Before joining DigiPen (Singapore), Bing Zong pursued a Diploma in Digital Entertainment Technology — now renamed as Diploma in Game Development & Technology — from Nanyang Polytechnic. He enjoyed his studies and wanted to further his knowledge in game programming, which led him to enrol in DigiPen (Singapore) for its hands-on and applied learning pedagogy. “Many of my friends were also applying to DigiPen (Singapore) at the time, and I thought it would be fun to make games together,” he says. In Bing Zong’s final year at DigiPen (Singapore), he joined Ubisoft Singapore as an intern gameplay programmer, which eventually led to a full-time position as a junior gameplay programmer. While at Ubisoft Singapore, Bing Zong helped to develop and maintain core navigation systems in the upcoming Skull & Bones game.
After over a year at Ubisoft Singapore, Bing Zong’s friend recommended him for a role as a software engineer at NetVirta. NetVirta is a venture-backed software start-up that focuses on developing 3D scanning and computer vision technologies. This was a very different scope from game development, but he decided to take the plunge and successfully applied for the position. “Since my polytechnic days, I had always worked on game programming,” Bing Zong says. “This led me to be curious about what the software industry side was like, and I thought that it would be better to make this transition early on in my career to see if I liked it.”
The decision paid off. At NetVirta, Bing Zong helped to improve large user experience systems that are used for several computer vision and machine learning functions. He excelled at his role and was promoted in less than a year. As the lead software developer, Bing Zong mentored a team of software engineers while defining the best practices for the software development cycle. This included maintaining coding standards, doing code reviews, source code management, building new processes, and testing existing software. Under Bing Zong’s leadership, the team doubled in size over three months. A year on, Bing Zong rose through the ranks again to become the senior lead in development. In his role, he led 12 software engineers across three different teams to build complex software development kits for Linux, iOS, Android and web platforms. This led to one of the proudest moments of his career so far, when a colleague came up to tell him that he was glad Bing Zong was his manager. “Hearing this really motivated me to improve my management skills further so that I could help my team achieve more, as well as help individual colleagues achieve their goals,” Bing Zong says.
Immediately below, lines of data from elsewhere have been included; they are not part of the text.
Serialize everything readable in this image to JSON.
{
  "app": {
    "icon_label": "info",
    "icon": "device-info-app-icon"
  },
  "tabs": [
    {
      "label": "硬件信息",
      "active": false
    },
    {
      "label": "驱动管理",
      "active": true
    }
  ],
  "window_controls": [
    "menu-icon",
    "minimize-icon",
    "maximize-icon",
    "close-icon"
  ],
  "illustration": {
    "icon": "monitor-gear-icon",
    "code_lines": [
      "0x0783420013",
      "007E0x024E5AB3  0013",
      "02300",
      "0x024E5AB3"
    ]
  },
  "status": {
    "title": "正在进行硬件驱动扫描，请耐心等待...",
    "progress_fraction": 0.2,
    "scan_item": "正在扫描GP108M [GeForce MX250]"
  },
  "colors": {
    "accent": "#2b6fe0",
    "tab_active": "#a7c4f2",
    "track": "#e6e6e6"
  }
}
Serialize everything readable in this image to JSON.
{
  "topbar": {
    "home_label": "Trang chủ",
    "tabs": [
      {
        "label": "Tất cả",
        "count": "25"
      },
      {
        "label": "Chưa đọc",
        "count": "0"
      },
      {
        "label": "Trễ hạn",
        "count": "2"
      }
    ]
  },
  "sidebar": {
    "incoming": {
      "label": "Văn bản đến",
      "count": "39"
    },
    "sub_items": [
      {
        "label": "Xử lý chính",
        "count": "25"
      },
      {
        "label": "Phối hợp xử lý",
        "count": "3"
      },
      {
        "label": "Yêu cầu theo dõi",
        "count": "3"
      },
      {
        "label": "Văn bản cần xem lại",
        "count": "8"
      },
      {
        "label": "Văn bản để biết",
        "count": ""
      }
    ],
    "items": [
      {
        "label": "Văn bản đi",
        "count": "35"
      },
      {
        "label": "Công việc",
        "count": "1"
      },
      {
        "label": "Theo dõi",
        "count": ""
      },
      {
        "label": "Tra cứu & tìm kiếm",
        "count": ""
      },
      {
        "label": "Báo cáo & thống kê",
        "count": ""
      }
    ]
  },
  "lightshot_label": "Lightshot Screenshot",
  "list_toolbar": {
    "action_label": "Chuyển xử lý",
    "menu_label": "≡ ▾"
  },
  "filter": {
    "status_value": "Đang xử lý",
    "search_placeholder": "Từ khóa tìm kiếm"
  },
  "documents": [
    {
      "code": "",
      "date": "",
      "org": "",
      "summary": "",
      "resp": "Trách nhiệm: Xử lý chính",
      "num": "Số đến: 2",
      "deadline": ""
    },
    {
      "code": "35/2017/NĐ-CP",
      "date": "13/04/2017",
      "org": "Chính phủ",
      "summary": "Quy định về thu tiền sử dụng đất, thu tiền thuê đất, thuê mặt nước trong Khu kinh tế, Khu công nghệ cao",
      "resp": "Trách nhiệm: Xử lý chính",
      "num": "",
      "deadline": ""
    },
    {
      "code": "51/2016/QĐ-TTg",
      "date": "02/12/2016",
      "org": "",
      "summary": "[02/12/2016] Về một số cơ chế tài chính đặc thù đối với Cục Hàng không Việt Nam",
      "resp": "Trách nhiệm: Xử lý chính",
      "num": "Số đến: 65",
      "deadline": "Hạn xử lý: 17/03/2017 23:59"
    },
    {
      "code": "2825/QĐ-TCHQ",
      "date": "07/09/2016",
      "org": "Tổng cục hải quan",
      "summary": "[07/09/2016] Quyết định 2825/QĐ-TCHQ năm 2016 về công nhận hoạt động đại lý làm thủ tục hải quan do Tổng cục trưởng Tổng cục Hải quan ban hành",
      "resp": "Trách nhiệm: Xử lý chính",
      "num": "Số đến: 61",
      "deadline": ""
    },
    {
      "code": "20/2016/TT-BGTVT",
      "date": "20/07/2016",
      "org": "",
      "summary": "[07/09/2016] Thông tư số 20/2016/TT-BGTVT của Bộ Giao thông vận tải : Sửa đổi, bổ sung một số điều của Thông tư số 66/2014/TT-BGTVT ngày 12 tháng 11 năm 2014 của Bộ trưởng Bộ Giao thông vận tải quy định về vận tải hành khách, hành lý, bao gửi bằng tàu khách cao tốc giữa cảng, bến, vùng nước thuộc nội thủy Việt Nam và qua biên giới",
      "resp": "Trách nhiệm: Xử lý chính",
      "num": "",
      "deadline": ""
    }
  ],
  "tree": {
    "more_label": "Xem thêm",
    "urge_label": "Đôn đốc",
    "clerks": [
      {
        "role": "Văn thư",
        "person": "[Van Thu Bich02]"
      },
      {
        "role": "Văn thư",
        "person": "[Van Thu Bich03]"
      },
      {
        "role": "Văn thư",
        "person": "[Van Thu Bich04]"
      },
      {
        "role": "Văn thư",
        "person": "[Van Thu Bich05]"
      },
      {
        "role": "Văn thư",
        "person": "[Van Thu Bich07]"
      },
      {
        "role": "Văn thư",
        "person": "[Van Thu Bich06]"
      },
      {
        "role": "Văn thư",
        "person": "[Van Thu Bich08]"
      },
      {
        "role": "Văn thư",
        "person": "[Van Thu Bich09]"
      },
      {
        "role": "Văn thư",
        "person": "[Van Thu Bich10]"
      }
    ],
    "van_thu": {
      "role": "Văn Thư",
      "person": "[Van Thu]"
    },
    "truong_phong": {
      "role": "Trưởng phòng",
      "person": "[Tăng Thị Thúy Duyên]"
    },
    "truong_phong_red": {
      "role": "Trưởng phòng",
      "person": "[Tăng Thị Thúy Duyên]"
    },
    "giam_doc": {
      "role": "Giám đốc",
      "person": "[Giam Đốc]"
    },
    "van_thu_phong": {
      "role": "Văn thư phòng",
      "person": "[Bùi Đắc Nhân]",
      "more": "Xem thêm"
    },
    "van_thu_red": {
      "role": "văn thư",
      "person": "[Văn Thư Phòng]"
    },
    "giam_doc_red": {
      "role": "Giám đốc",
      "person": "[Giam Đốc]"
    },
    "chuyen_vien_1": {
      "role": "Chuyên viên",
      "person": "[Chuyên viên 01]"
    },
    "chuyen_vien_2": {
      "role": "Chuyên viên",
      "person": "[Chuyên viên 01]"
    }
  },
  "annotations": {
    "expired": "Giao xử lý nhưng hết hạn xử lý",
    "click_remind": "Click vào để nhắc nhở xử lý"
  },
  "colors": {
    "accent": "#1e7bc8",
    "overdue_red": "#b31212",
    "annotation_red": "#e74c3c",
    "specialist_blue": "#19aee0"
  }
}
His good work at NetVirta did not go unnoticed, and Bing Zong was approached by an Amazon recruiter in early 2020. When he was eventually offered the role, he accepted, feeling it was a great opportunity to challenge himself and learn more about software development on a scale like Amazon’s. The relocation process took longer than usual due to delayed visa applications as a result of COVID-19, but it was still smooth overall thanks to the Amazon relocation specialists.
Bing Zong is currently a software engineer on the Amazon Alexa Internet team, where he works on all areas of the software development lifecycle. In a typical day, Bing Zong works on both frontend and backend services. This ranges from gathering requirements, planning, designing, implementing, testing, deployment, to operational maintenance. He makes use of various programming languages and technologies, together with Amazon Web Services, to produce highly robust software that can operate smoothly on a large scale.
For any other students or graduates looking to go into a similar field, Bing Zong advises them to build up strong computer science fundamentals such as those taught at DigiPen (Singapore). Doing so, he says, will enable them to pick up new technologies faster while understanding how things work. After all, technology is constantly evolving. And while keeping up with new technology and systems can sometimes be challenging, Bing Zong loves what he’s doing. “In programming, I’m able to build all kinds of things,” he says. “It’s like solving a puzzle, and there is a great sense of satisfaction whenever I manage to resolve a complex problem or bug.”